When you copy the listing, skip the images and return each line verbatim.
********
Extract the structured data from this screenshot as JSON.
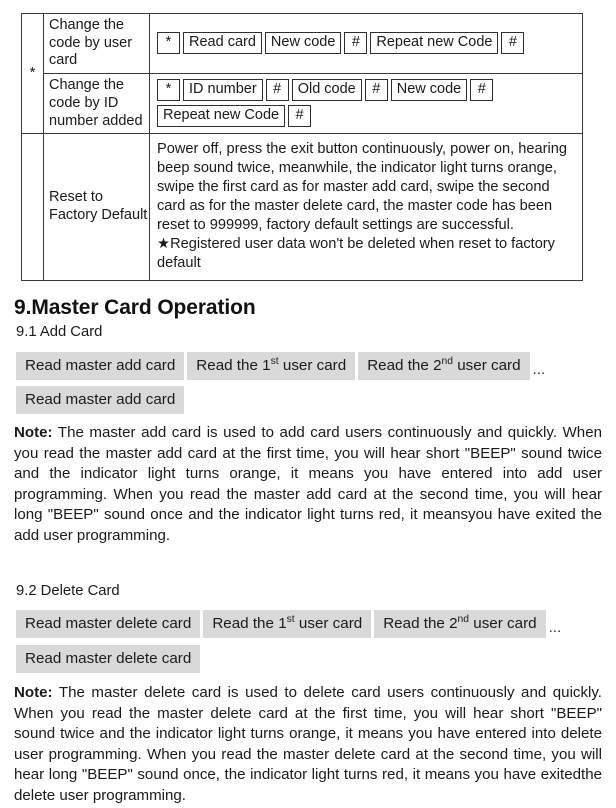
{
  "table": {
    "star_symbol": "*",
    "rows": [
      {
        "label": "Change the code by user card",
        "key_lines": [
          [
            "*",
            "Read card",
            "New code",
            "#",
            "Repeat new Code",
            "#"
          ]
        ]
      },
      {
        "label": "Change the code by ID number added",
        "key_lines": [
          [
            "*",
            "ID number",
            "#",
            "Old code",
            "#",
            "New code",
            "#"
          ],
          [
            "Repeat new Code",
            "#"
          ]
        ]
      },
      {
        "label": "Reset to Factory Default",
        "body": "Power off, press the exit button continuously, power on, hearing beep sound twice, meanwhile, the indicator light turns orange, swipe the first card as for master add card, swipe the second card as for the master delete card, the master code has been reset to 999999, factory default settings are successful.",
        "body_note": "★Registered user data won't be deleted when reset to factory default"
      }
    ]
  },
  "section": {
    "heading": "9.Master Card Operation",
    "add": {
      "subheading": "9.1 Add Card",
      "chips_line1": [
        {
          "text": "Read master add card"
        },
        {
          "pre": "Read the ",
          "sup": "1",
          "sup_suffix": "st",
          "post": " user card"
        },
        {
          "pre": "Read the ",
          "sup": "2",
          "sup_suffix": "nd",
          "post": " user card"
        }
      ],
      "ellipsis": "...",
      "chips_line2": [
        {
          "text": "Read master add card"
        }
      ],
      "note_label": "Note:",
      "note_text": " The master add card is used to add card users continuously and quickly. When you read the master add card at the first time, you will hear short \"BEEP\" sound twice and the indicator light turns orange, it means you have entered into add user programming. When you read the master add card at the second time, you will hear long \"BEEP\" sound once and the indicator light turns red, it means",
      "note_last_line": "you have exited the add user programming."
    },
    "delete": {
      "subheading": "9.2  Delete Card",
      "chips_line1": [
        {
          "text": "Read master delete card"
        },
        {
          "pre": "Read the ",
          "sup": "1",
          "sup_suffix": "st",
          "post": " user card"
        },
        {
          "pre": "Read the ",
          "sup": "2",
          "sup_suffix": "nd",
          "post": " user card"
        }
      ],
      "ellipsis": "...",
      "chips_line2": [
        {
          "text": "Read master delete card"
        }
      ],
      "note_label": "Note:",
      "note_text": " The master delete card is used to delete card users continuously and quickly. When you read the master delete card at the first time, you will hear short \"BEEP\" sound twice and the indicator light turns orange, it means you have entered into delete user programming. When you read the master delete card at the second time, you will hear long \"BEEP\" sound once, the indicator light turns red, it means you have exited",
      "note_last_line": "the delete user programming."
    }
  },
  "colors": {
    "chip_background": "#d9d9d9",
    "table_border": "#3a3a3a",
    "text": "#1a1a1a"
  }
}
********
- ANSWER FOR THE TASK:
Extract the structured data from this screenshot as JSON.
{
  "table": {
    "star_symbol": "*",
    "rows": [
      {
        "label": "Change the code by user card",
        "key_lines": [
          [
            "*",
            "Read card",
            "New code",
            "#",
            "Repeat new Code",
            "#"
          ]
        ]
      },
      {
        "label": "Change the code by ID number added",
        "key_lines": [
          [
            "*",
            "ID number",
            "#",
            "Old code",
            "#",
            "New code",
            "#"
          ],
          [
            "Repeat new Code",
            "#"
          ]
        ]
      },
      {
        "label": "Reset to Factory Default",
        "body": "Power off, press the exit button continuously, power on, hearing beep sound twice, meanwhile, the indicator light turns orange, swipe the first card as for master add card, swipe the second card as for the master delete card, the master code has been reset to 999999, factory default settings are successful.",
        "body_note": "★Registered user data won't be deleted when reset to factory default"
      }
    ]
  },
  "section": {
    "heading": "9.Master Card Operation",
    "add": {
      "subheading": "9.1 Add Card",
      "chips_line1": [
        {
          "text": "Read master add card"
        },
        {
          "pre": "Read the ",
          "sup": "1",
          "sup_suffix": "st",
          "post": " user card"
        },
        {
          "pre": "Read the ",
          "sup": "2",
          "sup_suffix": "nd",
          "post": " user card"
        }
      ],
      "ellipsis": "...",
      "chips_line2": [
        {
          "text": "Read master add card"
        }
      ],
      "note_label": "Note:",
      "note_text": " The master add card is used to add card users continuously and quickly. When you read the master add card at the first time, you will hear short \"BEEP\" sound twice and the indicator light turns orange, it means you have entered into add user programming. When you read the master add card at the second time, you will hear long \"BEEP\" sound once and the indicator light turns red, it means",
      "note_last_line": "you have exited the add user programming."
    },
    "delete": {
      "subheading": "9.2  Delete Card",
      "chips_line1": [
        {
          "text": "Read master delete card"
        },
        {
          "pre": "Read the ",
          "sup": "1",
          "sup_suffix": "st",
          "post": " user card"
        },
        {
          "pre": "Read the ",
          "sup": "2",
          "sup_suffix": "nd",
          "post": " user card"
        }
      ],
      "ellipsis": "...",
      "chips_line2": [
        {
          "text": "Read master delete card"
        }
      ],
      "note_label": "Note:",
      "note_text": " The master delete card is used to delete card users continuously and quickly. When you read the master delete card at the first time, you will hear short \"BEEP\" sound twice and the indicator light turns orange, it means you have entered into delete user programming. When you read the master delete card at the second time, you will hear long \"BEEP\" sound once, the indicator light turns red, it means you have exited",
      "note_last_line": "the delete user programming."
    }
  },
  "colors": {
    "chip_background": "#d9d9d9",
    "table_border": "#3a3a3a",
    "text": "#1a1a1a"
  }
}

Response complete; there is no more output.